There are plenty of unsettled controversies around Sacajawea, from the spelling and pronunciation of her name to her heritage. Was she Shoshone kidnapped by Hidatsas or the other way around? Did she die a few years after the expedition returned or live to old age on the Wind River Reservation in Wyoming?
“We’re not here to prove one side right or wrong,” Fitzpatrick said.
Still, Leo Ariwite of Fort Hall, Idaho, the Shoshone adviser on the movie and the Sacajawea descendant, did clear up one common misconception for her. He said when Sacajawea met Cameahwait among the Shoshone it wasn’t a meeting of brother and sister as historians portray but of uncle and niece. Aunts and uncles, Fitzpatrick said, played special roles in Shoshone family life.
For Sacajawea, the unnamed casting director will be looking for an unknown actress.

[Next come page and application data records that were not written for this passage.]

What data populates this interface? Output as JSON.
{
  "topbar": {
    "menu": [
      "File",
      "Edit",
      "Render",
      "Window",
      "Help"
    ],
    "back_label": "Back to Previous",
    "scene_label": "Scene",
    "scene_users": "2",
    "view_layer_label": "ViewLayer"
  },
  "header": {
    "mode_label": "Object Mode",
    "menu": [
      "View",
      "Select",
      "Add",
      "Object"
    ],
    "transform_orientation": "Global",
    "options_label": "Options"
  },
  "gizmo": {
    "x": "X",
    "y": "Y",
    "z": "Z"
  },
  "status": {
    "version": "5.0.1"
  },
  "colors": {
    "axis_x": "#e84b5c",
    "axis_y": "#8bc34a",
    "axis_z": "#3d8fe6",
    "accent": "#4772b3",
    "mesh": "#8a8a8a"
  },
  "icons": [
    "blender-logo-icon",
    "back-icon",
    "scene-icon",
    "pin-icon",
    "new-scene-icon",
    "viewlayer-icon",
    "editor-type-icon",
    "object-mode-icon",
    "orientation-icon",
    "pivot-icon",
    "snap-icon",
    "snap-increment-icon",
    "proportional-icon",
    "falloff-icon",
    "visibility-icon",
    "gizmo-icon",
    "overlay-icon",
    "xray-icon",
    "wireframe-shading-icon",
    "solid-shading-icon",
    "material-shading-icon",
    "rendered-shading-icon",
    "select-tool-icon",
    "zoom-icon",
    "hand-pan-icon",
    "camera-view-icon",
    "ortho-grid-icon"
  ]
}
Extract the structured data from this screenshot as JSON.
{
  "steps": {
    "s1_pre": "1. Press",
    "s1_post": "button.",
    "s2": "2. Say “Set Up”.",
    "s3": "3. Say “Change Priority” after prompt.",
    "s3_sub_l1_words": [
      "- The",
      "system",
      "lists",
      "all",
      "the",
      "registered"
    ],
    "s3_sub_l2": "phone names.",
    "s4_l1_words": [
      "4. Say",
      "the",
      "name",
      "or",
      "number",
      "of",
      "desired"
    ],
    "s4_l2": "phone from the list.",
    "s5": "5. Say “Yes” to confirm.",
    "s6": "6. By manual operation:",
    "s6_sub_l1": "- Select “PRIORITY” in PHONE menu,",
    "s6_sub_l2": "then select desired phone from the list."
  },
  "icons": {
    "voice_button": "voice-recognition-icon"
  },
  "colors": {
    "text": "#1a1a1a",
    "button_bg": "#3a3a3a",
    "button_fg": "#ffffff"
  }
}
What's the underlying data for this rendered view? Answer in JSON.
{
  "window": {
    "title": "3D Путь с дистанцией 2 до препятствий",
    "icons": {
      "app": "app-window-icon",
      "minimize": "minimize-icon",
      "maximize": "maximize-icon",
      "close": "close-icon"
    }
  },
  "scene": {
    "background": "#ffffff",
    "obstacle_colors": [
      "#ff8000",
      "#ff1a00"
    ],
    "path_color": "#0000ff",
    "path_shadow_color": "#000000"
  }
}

An HBO miniseries on the Lewis and Clark expedition that boasts the star-power of Edward Norton, Brad Pitt and Tom Hanks as executive producers is set to start filming next month is Alberta, Canada. Casting calls were made in Montana and elsewhere last fall for a Sacajawea, though the selectee has not been announced.
Fitzpatrick said the miniseries won’t overshadow her project, which focuses on one enigmatic but empowering character.
“It’s the difference between a silhouette and a full-blown figure,” Raven Nelson said.
"I don't see this as just a dream, because it is a lifelong path. Her story needs to be told and I know it's going to happen," Fitpatrick said.
There are more statues of Sacajawea in the U.S. than any other woman. She's been the subject of lots of books and documentary films, but there's been no full-blown feature film on the Sacajawea story.
Fitzgerald thinks the time is ripe.
“It’s a story about a strong woman that needs to be told in our world now,” she said. “She will be an icon, a mentor, someone that not only Native American girls but all girls can look up to and know that she was part of something great. And we’re still talking about her over 200 years later.”